Patients who suffered from headaches, and failed to respond to acupuncture and other therapies, who applied PEMFs for at least 20 minutes per day had at least a 50% reduction in the frequency or intensity of the headaches and a reduction in dependency on medication. In a somewhat surprising study, it appears that even PEMF therapy away from the head may be able to help migraines. PEMF therapy to the inner thigh, femoral artery area, can decrease headache activity. Short courses of therapy produced only about a 73% result in pain reduction versus a longer course of therapy, providing relief of about 90%. It is unknown what the combination of treating the head and peripherally would do, but may be expected to be even more effective.
It’s easy to apply PEMFs to various parts of the body. Sometimes, the source of the pain can be treated directly (as with wounds, tissue damage, or fractures). Nerve signals conducting pain move from the source of the pain upstream to the brain (from a foot up through the nervous system all the way to the brain, for instance). Treatment can be applied anywhere along this path. Pain may be conducted downstream as well (a hip problem can cause knee pain, for instance.) For this reason, it’s ideal to treat the source of the pain, not necessarily where the pain is felt.
Sometimes the most effective pain management is to not only treat the source of the pain, but also apply treatments at the brain or along the spine. This combination allows for management of both the cause of the pain and at the same time controlling the pain signal traffic to the brain where the pain is ultimately recognized. It’s for this reason that we frequently suggest PEMFs systems that will allow for whole-body and local treatments simultaneously.
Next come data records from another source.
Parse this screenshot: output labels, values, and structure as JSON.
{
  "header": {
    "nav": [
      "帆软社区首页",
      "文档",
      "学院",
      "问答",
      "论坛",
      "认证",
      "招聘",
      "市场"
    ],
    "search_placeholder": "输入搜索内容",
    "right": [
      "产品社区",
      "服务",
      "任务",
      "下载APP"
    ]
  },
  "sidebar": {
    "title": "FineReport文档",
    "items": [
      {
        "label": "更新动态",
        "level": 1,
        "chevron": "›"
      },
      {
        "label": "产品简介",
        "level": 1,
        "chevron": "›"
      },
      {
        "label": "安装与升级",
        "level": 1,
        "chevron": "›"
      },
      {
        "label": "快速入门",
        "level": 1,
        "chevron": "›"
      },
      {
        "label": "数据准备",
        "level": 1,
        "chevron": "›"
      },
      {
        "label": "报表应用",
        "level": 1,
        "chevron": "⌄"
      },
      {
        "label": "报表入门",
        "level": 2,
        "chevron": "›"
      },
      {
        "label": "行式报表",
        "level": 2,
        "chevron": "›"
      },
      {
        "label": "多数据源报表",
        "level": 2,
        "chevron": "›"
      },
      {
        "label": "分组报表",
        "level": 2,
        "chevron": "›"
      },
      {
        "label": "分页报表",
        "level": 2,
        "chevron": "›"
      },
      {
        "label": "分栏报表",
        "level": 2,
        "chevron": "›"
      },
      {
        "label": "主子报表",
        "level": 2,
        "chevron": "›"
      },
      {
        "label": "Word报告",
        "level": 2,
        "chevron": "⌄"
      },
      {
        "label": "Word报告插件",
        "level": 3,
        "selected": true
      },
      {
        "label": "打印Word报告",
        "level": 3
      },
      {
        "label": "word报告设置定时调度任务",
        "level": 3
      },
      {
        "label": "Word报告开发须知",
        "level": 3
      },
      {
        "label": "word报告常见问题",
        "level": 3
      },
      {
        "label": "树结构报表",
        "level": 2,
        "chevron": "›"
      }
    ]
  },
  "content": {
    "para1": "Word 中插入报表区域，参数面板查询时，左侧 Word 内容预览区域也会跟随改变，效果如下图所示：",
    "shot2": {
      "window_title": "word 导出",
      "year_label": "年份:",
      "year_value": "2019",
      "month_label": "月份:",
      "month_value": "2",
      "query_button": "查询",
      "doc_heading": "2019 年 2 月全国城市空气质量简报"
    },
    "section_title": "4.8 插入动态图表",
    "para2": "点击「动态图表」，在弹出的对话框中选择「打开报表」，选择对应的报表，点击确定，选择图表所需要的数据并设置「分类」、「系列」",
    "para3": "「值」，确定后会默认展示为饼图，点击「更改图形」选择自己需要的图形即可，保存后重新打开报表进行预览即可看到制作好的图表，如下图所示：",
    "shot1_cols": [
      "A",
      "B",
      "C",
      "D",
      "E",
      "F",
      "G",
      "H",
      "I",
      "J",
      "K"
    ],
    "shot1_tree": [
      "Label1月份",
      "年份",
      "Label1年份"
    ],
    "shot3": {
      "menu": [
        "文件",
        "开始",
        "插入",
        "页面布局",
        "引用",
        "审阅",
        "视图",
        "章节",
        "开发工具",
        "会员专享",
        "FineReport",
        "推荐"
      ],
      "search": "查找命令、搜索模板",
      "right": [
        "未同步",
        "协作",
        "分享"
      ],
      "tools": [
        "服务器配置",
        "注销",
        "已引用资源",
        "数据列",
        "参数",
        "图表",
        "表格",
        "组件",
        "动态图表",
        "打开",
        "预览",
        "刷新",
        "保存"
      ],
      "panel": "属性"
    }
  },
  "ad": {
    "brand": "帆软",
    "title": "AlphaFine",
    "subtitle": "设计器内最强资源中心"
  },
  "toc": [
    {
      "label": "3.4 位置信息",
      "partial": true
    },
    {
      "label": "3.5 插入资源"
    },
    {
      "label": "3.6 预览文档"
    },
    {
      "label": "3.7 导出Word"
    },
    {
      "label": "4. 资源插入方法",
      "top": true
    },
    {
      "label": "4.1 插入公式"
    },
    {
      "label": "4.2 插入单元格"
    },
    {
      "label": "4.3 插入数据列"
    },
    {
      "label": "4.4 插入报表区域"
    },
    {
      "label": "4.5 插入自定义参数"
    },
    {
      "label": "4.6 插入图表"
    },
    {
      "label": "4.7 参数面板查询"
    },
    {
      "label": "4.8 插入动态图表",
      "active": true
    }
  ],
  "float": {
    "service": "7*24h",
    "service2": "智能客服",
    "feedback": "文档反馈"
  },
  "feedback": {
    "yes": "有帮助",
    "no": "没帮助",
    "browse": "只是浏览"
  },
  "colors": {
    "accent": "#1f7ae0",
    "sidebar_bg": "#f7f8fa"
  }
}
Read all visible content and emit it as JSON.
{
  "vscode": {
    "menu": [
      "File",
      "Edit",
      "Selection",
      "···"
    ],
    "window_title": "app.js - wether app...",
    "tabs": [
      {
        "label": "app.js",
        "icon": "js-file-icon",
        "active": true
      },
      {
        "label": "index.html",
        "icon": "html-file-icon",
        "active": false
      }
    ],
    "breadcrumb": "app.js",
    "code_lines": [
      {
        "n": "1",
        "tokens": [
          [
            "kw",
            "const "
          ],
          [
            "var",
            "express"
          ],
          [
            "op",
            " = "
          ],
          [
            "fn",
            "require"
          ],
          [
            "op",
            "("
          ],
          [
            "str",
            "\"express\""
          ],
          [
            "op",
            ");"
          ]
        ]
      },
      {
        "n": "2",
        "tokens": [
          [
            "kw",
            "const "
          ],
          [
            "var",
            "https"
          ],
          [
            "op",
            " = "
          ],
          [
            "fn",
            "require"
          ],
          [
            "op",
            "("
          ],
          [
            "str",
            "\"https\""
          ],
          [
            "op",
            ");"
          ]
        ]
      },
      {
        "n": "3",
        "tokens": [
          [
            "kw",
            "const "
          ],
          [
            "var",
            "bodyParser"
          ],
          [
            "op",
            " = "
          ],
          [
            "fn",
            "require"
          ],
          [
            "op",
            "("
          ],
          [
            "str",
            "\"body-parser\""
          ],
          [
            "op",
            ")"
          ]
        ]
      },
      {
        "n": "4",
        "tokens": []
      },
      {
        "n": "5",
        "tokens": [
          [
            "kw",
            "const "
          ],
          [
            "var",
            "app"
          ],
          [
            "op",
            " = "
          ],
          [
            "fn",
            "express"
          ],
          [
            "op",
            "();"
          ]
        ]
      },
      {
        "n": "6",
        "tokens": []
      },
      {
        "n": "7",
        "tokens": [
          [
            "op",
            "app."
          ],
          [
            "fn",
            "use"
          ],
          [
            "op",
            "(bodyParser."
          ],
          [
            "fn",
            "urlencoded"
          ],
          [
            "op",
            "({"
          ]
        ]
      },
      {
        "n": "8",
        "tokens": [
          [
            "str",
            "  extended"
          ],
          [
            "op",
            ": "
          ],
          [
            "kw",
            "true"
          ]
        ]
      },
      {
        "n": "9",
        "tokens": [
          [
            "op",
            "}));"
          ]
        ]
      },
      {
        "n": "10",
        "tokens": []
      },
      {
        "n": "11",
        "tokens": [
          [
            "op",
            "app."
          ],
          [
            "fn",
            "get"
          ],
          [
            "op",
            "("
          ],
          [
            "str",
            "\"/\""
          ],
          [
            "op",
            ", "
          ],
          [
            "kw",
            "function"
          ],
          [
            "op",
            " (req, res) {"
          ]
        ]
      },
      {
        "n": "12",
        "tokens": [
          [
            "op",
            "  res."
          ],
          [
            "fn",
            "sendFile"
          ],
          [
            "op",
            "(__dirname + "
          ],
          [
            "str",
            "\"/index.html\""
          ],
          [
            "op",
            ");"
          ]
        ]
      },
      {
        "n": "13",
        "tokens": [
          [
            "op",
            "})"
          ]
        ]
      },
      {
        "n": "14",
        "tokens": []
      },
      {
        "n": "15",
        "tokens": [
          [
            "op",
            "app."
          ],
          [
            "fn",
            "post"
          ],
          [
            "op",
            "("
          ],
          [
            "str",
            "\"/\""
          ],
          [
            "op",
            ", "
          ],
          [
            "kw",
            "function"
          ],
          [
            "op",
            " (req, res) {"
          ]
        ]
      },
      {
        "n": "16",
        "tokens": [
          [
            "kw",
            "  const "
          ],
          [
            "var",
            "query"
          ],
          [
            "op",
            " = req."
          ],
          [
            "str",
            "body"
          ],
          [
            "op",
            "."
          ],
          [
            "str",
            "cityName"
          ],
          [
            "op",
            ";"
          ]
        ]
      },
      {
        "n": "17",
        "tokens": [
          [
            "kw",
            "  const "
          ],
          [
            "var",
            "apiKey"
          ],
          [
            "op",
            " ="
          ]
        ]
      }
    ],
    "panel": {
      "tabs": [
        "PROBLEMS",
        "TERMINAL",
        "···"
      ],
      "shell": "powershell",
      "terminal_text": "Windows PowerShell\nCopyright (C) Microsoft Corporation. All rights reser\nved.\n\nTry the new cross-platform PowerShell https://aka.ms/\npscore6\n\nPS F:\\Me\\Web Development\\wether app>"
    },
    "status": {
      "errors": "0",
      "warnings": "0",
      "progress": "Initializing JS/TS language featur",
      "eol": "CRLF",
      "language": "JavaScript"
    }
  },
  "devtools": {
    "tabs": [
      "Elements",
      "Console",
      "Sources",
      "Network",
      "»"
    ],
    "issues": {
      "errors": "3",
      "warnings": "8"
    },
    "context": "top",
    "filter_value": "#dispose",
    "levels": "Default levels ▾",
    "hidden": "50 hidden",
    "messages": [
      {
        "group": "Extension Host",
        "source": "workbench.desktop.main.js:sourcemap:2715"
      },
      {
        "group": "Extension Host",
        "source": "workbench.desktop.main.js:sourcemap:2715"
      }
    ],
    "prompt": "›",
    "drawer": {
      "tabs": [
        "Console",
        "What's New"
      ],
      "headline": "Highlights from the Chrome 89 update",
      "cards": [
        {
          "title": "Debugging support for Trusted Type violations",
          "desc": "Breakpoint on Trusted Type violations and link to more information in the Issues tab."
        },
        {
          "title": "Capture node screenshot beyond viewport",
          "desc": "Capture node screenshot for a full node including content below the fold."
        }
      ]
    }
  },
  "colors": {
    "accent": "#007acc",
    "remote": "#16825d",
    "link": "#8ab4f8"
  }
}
Chronic and higher levels of pain do alter EEG signals. An improvement in pain will reverse these EEG changes. Even if the goal of the treatment is simply to reduce the pain level without an expectation for reducing or eliminating the cause, research shows that applying PEMFs to the brain can cause a significant decrease in pain related changes in an EEG.
Some patients get complete pain relief after only a few treatments. Sometimes it can take up to 3 hours after treatment to achieve maximum pain relief. In rare cases, short courses of treatment can produce complete or partial pain relief for upwards of 4 months after treatment. Most people experience pain relief lasting for between 8 and 72 hours. This suggests that PEMFs stimulate increased energy in the tissues, which allows the body to fulfill its healing process. Treatments should be continued until the pain is under control, and ideally should continue beyond pain relief to ensure the injury has fully healed.
Unfortunately, the longer a person waits to start treatment with PEMFs, the more challenging it is to remove the cause, which is the primary objective of using PEMF therapies. When we use PEMF therapies we are attempting to heal the tissues that are the source of the pain signal. How long it takes to achieve this depends on the tissue and the level of damage. This is the most important aspect of use of PEMFs, that is, healing the tissue, not just “numbing and dumbing” the perception of pain.
It is also important to understand expectations in pain management. Even in the best hands, pain reduction follows a spectrum from complete elimination very rapidly to gradual reduction over extended periods of time, as the body heals itself. In many patients even a 25-30% reduction in pain is gratifying. It is not infrequent that we can actually achieve even higher levels of pain reduction.